I often contemplate various abstract things, such as ‘Does God pick and choose who to listen to during a disaster, like say, a tornado, and only save those he decides are worthy? Because lady A prayed and survived, but lady B prayed and did not. Lady A claims God was looking out for her–so does that mean lady B was ignored? Does he really micro-manage this way?” Or I think, “if one is not supposed to live in the past, and not worry about the future, but live for the moment, then that means one is always in limbo–I mean if the past is practically immediate, and you can’t live there, and the future is not to be dealt with yet, living in the so called minute can be nerve wracking. Am I living to my fullest this minute? What about now? And now?” Get my drift? No? Didn’t think so. My father would remind me “you think too much”.

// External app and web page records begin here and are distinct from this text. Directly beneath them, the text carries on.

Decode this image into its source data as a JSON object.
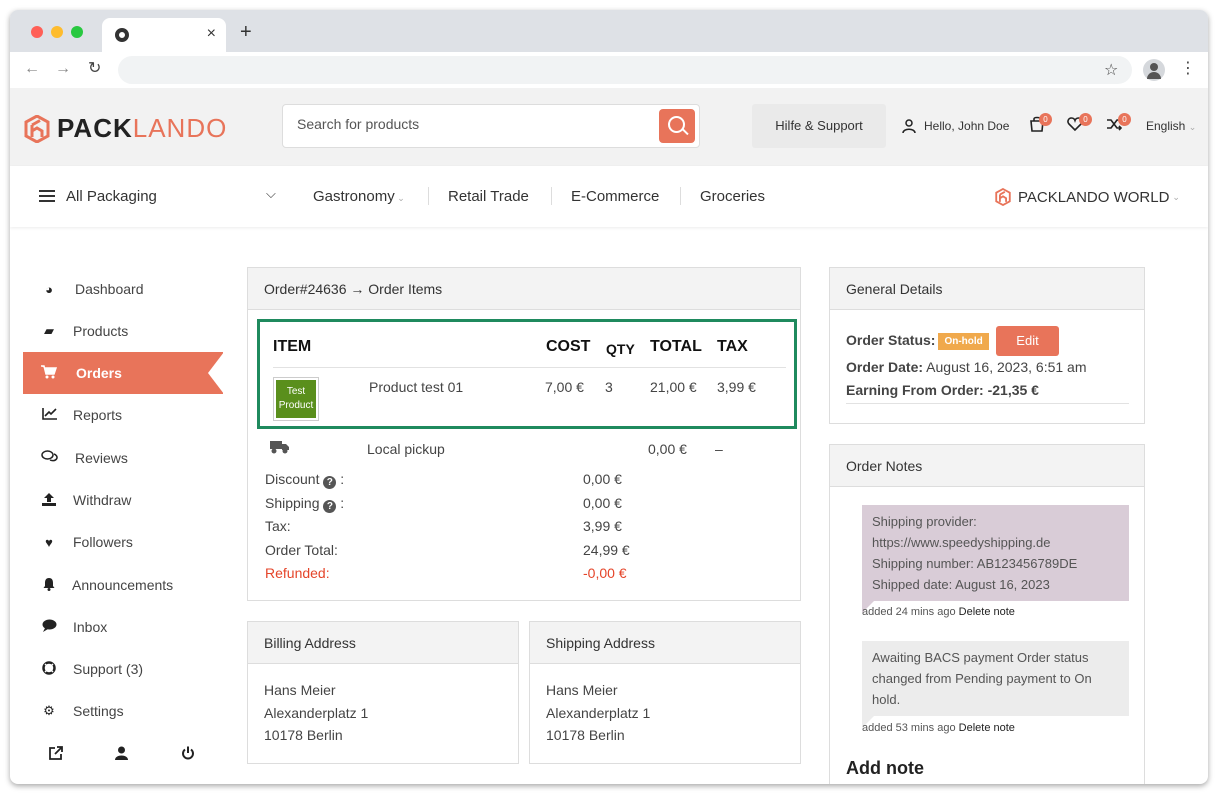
{
  "browser": {
    "tab_close": "×",
    "new_tab": "+",
    "back": "←",
    "forward": "→",
    "reload": "↻",
    "star": "☆",
    "menu": "⋮"
  },
  "header": {
    "logo_main": "PACK",
    "logo_accent": "LANDO",
    "search_placeholder": "Search for products",
    "help_label": "Hilfe & Support",
    "user_greeting": "Hello, John Doe",
    "cart_count": "0",
    "wishlist_count": "0",
    "compare_count": "0",
    "language": "English"
  },
  "catbar": {
    "all_label": "All Packaging",
    "categories": [
      "Gastronomy",
      "Retail Trade",
      "E-Commerce",
      "Groceries"
    ],
    "world_label": "PACKLANDO WORLD"
  },
  "sidebar": {
    "items": [
      {
        "label": "Dashboard",
        "icon": "dashboard-icon"
      },
      {
        "label": "Products",
        "icon": "briefcase-icon"
      },
      {
        "label": "Orders",
        "icon": "cart-icon"
      },
      {
        "label": "Reports",
        "icon": "chart-icon"
      },
      {
        "label": "Reviews",
        "icon": "comments-icon"
      },
      {
        "label": "Withdraw",
        "icon": "upload-icon"
      },
      {
        "label": "Followers",
        "icon": "heart-icon"
      },
      {
        "label": "Announcements",
        "icon": "bell-icon"
      },
      {
        "label": "Inbox",
        "icon": "chat-icon"
      },
      {
        "label": "Support (3)",
        "icon": "lifebuoy-icon"
      },
      {
        "label": "Settings",
        "icon": "gear-icon"
      }
    ],
    "active_index": 2
  },
  "order_items": {
    "title": "Order#24636 → Order Items",
    "columns": {
      "item": "ITEM",
      "cost": "COST",
      "qty": "QTY",
      "total": "TOTAL",
      "tax": "TAX"
    },
    "product": {
      "thumb_line1": "Test",
      "thumb_line2": "Product",
      "name": "Product test 01",
      "cost": "7,00 €",
      "qty": "3",
      "total": "21,00 €",
      "tax": "3,99 €"
    },
    "shipping_row": {
      "name": "Local pickup",
      "total": "0,00 €",
      "tax": "–"
    },
    "summary": {
      "discount_label": "Discount",
      "discount_value": "0,00 €",
      "shipping_label": "Shipping",
      "shipping_value": "0,00 €",
      "tax_label": "Tax:",
      "tax_value": "3,99 €",
      "total_label": "Order Total:",
      "total_value": "24,99 €",
      "refunded_label": "Refunded:",
      "refunded_value": "-0,00 €"
    }
  },
  "billing": {
    "title": "Billing Address",
    "name": "Hans Meier",
    "street": "Alexanderplatz 1",
    "city": "10178 Berlin"
  },
  "shipping": {
    "title": "Shipping Address",
    "name": "Hans Meier",
    "street": "Alexanderplatz 1",
    "city": "10178 Berlin"
  },
  "general": {
    "title": "General Details",
    "status_label": "Order Status:",
    "status_value": "On-hold",
    "edit_label": "Edit",
    "date_label": "Order Date:",
    "date_value": "August 16, 2023, 6:51 am",
    "earning_label": "Earning From Order:",
    "earning_value": "-21,35 €"
  },
  "notes": {
    "title": "Order Notes",
    "items": [
      {
        "lines": [
          "Shipping provider:",
          "https://www.speedyshipping.de",
          "Shipping number: AB123456789DE",
          "Shipped date: August 16, 2023"
        ],
        "meta": "added 24 mins ago",
        "delete": "Delete note"
      },
      {
        "lines": [
          "Awaiting BACS payment Order status",
          "changed from Pending payment to On",
          "hold."
        ],
        "meta": "added 53 mins ago",
        "delete": "Delete note"
      }
    ],
    "add_title": "Add note"
  },
  "colors": {
    "accent": "#e8745a",
    "highlight_border": "#1f8a5e",
    "onhold": "#f0a94c",
    "refund": "#e5452a"
  }
}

I was having one of those contemplative moments yesterday as I started on another chapter of a book. I thought about those billions of people who do not enjoy the written word. Those who only read a book when forced by school. And I tried to come up with reasons why they hate reading. There could be a zillions reasons, so I decided to concentrate on the reasons one does read. And it occurred to me that if one reads a piece of fiction, one must have an imagination, an ability to take the scene on paper before one, and extrapolate it into a sort of reality, like the Holodeck on Star Trek, The Next Generation. In that room you could create an entire world that looked real, felt real, populated what seemed to be humans, and interact. Reading creates a sort of Holodeck of the mind.
You also need to enjoy silence and solitude. Or just silence. One can read among others, if there are no distractions such as a cacophonous TV blasting House Hunters, a incessantly yapping dog, or a mother who recites aloud the entire newspaper article by article and expects responses to each one. A person who reads doesn’t need to check e-mail or texting every ten seconds, doesn’t need to call a friend just to find out, “what’s up” 20 minutes after the last status update. A reader can be alone with their thoughts. I know, to half the population out there, this is a foreign concept. ‘Be alone with, uh, what? Thoughts? But what would I be thinking about? I better call my best friend and find out what she believes being alone with thoughts means!’
A person who reads is adventurous. That appears contradictory, because reading is a sedentary state, unless on a treadmill, which I find miraculous–that someone can maintain concentration while running themselves to death. By adventurous I mean able to go to places in their minds others refuse to visit. Some worlds can be downright dark and scary. And I’m not talking about books of horror or sci fi. Some of the darkest spots are within the human condition. And/or soul. Books that explore life’s difficulties require the braver of us to blaze the trails and report back that yes, one can survive the written page of that particular scenario. Readers have empathy, can relate to the characters. Those who are impervious to usual human emotions such as guilt, compassion, will not bore themselves reading about the trials and tribulations of say, Jane Eyre.
The crucial ingredient to being someone who wants to read, loves to read–attention span. One must have a good attention span to finish 300 pages. And not skimming either. No Evelyn Woods thing where one can read the entire Encyclopedia Britannica in less that 5 minutes. And retaining what one has read is important. At least until a random number of other books have been read, and you’ve forgotten much about the plot of that particular piece.
Why do I read? For all the above reasons. I channel the souls of characters drifting from paper. I visit their environs, a cottage, a filthy Victorian street, an ancient pyramid, western town, seaside resort, distant planet and more. I learn secrets, I understand the human condition more readily, I sympathize with the victim within a tale, feel guilt for human mistakes, root for a fledgling romance.
Those who hate to read are satisfied with what they see around them. We who read have insatiable curiosity to reach further through the written word. Are are enriched for it.